Flexibility in the manufacturing process is important in determining whether a company has an elastic or inelastic supply curve. Companies producing a good or service with an elastic supply can respond quickly to a price change. In this video, two babysitters have different elasticities of supply because their flexibilities differ.
The mathematical formula for the elasticity of supply is:
An elastic supply curve has a price elasticity of supply that exceeds one. Compare the supply curves below. The more inelastic supply curve is steeper and a change in price has a much smaller impact on the quantity supplied than for the elastic supply curve.
Factors that influence the elasticity of supply include:
Time: Long-term supply curves are more elastic than short-term curves because of the flexibility that time provides to respond to market changes. For example, assume a community experiences a sudden rent increase. The increase may not generate an immediate increase in housing. Up-fitting an apartment or building new ones takes time.
Availability of Inputs: If a company needs to search or wait for inputs, its supply is more inelastic than a company that has the inputs readily available. For example, compare a lawn mowing service with a hospital. The lawn mowing company would probably be able to hire additional workers in a few weeks since the work requires little skill. A hospital may take months to identify and negotiate with a highly qualified surgeon. In this case, the lawn mowing company has a more elastic supply curve than the hospital.
Ease of Storage: Some companies can increase their elasticity of supply by stockpiling parts or the final product so they can respond quickly to a price increase. Other companies do not have that flexibility. Producers that manufacture a good that is perishable or has an input with a short shelf life cannot store their final product or inventory parts as readily as other companies.
Capacity: A company with excess capacity has a more elastic supply curve than a company that is producing at capacity because it is much easier for the company with excess capacity to increase output. A company operating near capacity may need to hire more workers or purchase additional equipment to increase production.
Supply – The Producer's Perspective
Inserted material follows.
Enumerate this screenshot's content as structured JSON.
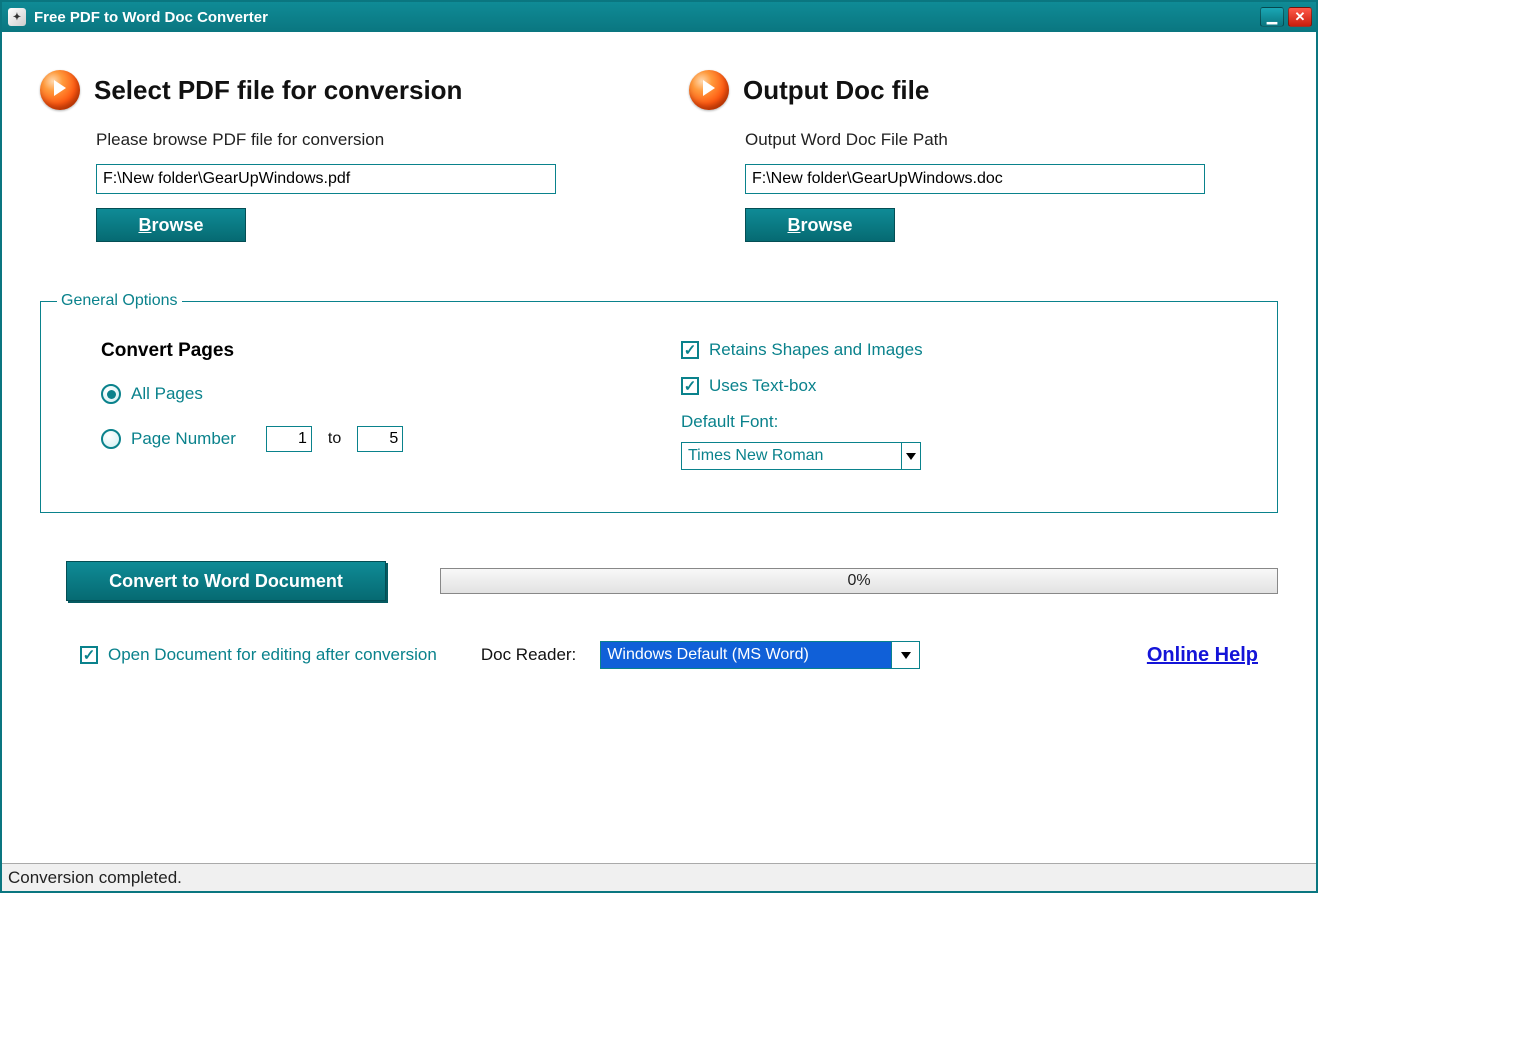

Price Elasticity of Supply – How Does a Producer Respond To a Price Change
Factors of Production – The Required Inputs of Every Business
Price Elasticity of Demand – How Do Consumers Respond to Price Changes